Repeat everything in the listing exactly, except for the images.

==== Material for this exercise

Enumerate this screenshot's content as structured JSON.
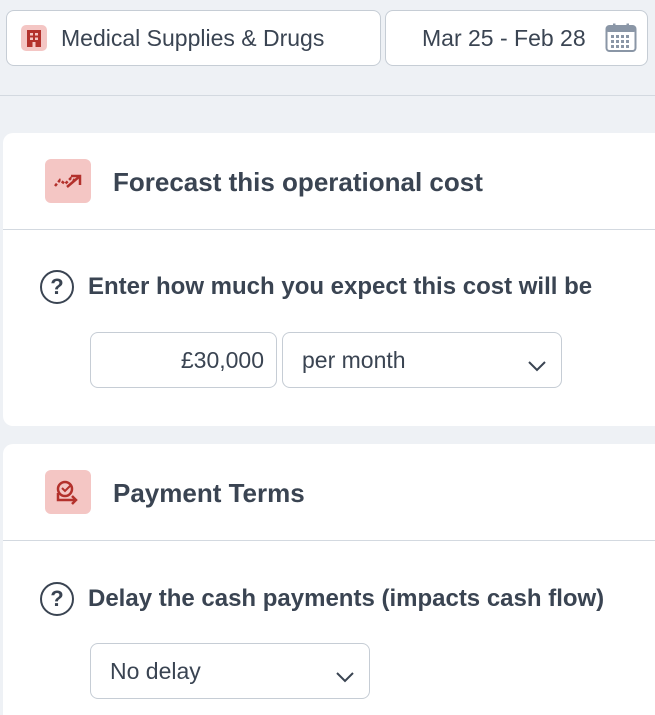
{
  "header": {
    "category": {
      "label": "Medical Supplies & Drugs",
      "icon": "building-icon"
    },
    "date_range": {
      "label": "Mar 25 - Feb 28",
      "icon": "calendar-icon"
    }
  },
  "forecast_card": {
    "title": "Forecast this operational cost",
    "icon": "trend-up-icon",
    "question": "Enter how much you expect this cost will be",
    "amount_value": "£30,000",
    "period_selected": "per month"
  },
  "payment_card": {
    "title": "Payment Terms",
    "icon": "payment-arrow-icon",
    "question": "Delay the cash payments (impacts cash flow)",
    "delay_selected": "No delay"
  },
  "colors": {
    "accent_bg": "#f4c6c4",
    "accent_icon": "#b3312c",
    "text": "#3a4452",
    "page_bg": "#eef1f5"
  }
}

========

> **Reply**
Enumerate this screenshot's content as structured JSON.
{
  "header": {
    "category": {
      "label": "Medical Supplies & Drugs",
      "icon": "building-icon"
    },
    "date_range": {
      "label": "Mar 25 - Feb 28",
      "icon": "calendar-icon"
    }
  },
  "forecast_card": {
    "title": "Forecast this operational cost",
    "icon": "trend-up-icon",
    "question": "Enter how much you expect this cost will be",
    "amount_value": "£30,000",
    "period_selected": "per month"
  },
  "payment_card": {
    "title": "Payment Terms",
    "icon": "payment-arrow-icon",
    "question": "Delay the cash payments (impacts cash flow)",
    "delay_selected": "No delay"
  },
  "colors": {
    "accent_bg": "#f4c6c4",
    "accent_icon": "#b3312c",
    "text": "#3a4452",
    "page_bg": "#eef1f5"
  }
}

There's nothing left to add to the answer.